How to reconcile the two opposing results? One possibility is that the price comparison versus the aromatics omits important costs of including ethanol in the blend that are not present for the aromatics. This would lower the breakeven price ratio of the aromatics versus ethanol below 1.0.
Another possibility is that the DOE analysis is biased in a manner that underestimates the true breakeven price ratio between ethanol and CBOB.
Resolution of these conflicting results awaits full analysis using a refinery optimization model. The aromatics price comparisons presented here suggest to us that the DOE breakeven may be too low, rather than too high as we suggested in our November 12 article.
Since the real-time prices for the aromatics are generally available only by subscription and are not easily accessed, we examined the correlation of aromatic prices to CBOB prices to determine if the real-time price of aromatics could be approximated by the price of CBOB. For the two year period examined here, the correlation between the price of aromatics and the price of CBOB was 0.84, 0.89, and 0.87 for benzene, toluene, and xylene, respectively.
Price ratios are presented in Figure 5, with the price of benzene averaging 1.78 times the price of CBOB, and toluene and xylene prices averaging 1.47 and 1.48, respectively, times the price of CBOB. While there was certainly some variation in these price ratios with CBOB, the ratios are stable enough that one could use the average ratio to benchmark aromatics prices based on CBOB prices.
Refinery economics are extremely important in evaluating the competitiveness of ethanol in gasoline blends, but refining is a complicated process that requires a sophisticated mathematical refinery model for a complete analysis.
Here and in previous analyses we examine indicators of ethanol blending economics.
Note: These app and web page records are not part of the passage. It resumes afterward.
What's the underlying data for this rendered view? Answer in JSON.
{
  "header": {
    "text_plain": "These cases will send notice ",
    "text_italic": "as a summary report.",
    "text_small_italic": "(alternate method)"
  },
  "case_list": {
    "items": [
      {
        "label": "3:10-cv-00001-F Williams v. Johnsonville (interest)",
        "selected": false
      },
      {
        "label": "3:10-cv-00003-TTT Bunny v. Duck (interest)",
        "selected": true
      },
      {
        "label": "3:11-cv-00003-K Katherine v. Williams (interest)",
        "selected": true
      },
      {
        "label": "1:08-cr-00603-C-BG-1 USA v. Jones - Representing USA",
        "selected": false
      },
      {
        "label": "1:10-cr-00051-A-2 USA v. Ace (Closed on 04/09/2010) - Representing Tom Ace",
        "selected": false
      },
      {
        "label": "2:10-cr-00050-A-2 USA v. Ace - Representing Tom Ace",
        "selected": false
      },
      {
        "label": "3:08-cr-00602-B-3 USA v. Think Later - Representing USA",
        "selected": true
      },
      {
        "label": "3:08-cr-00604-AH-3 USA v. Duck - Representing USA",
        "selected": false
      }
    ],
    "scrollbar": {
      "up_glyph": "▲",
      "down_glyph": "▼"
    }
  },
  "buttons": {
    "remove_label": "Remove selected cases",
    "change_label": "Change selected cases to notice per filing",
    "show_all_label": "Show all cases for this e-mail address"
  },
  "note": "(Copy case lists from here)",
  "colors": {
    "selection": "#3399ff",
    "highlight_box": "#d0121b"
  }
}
Our previous analysis suggested that the recent decline in gasoline prices and the resulting higher ethanol/CBOB price ratios could be threatening the competitive position of ethanol in gasoline blends.
The analysis presented here indicates that ethanol prices have indeed increased relative to the price of “aromatic” octane enhancers, but are currently well below the price of those alternatives. The price relationships versus the aromatics paint a much less threatening picture for ethanol blending. Most importantly, if the aromatic price comparisons are an accurate reflection of the marginal value of ethanol as a source of octane, then the RFS renewable mandate is not yet binding. This suggests the domestic market demand for ethanol remains at the E10 blend wall level (approximately 13.5 billion gallons), and consequently, corn use for ethanol is at least 4.8 billion bushels.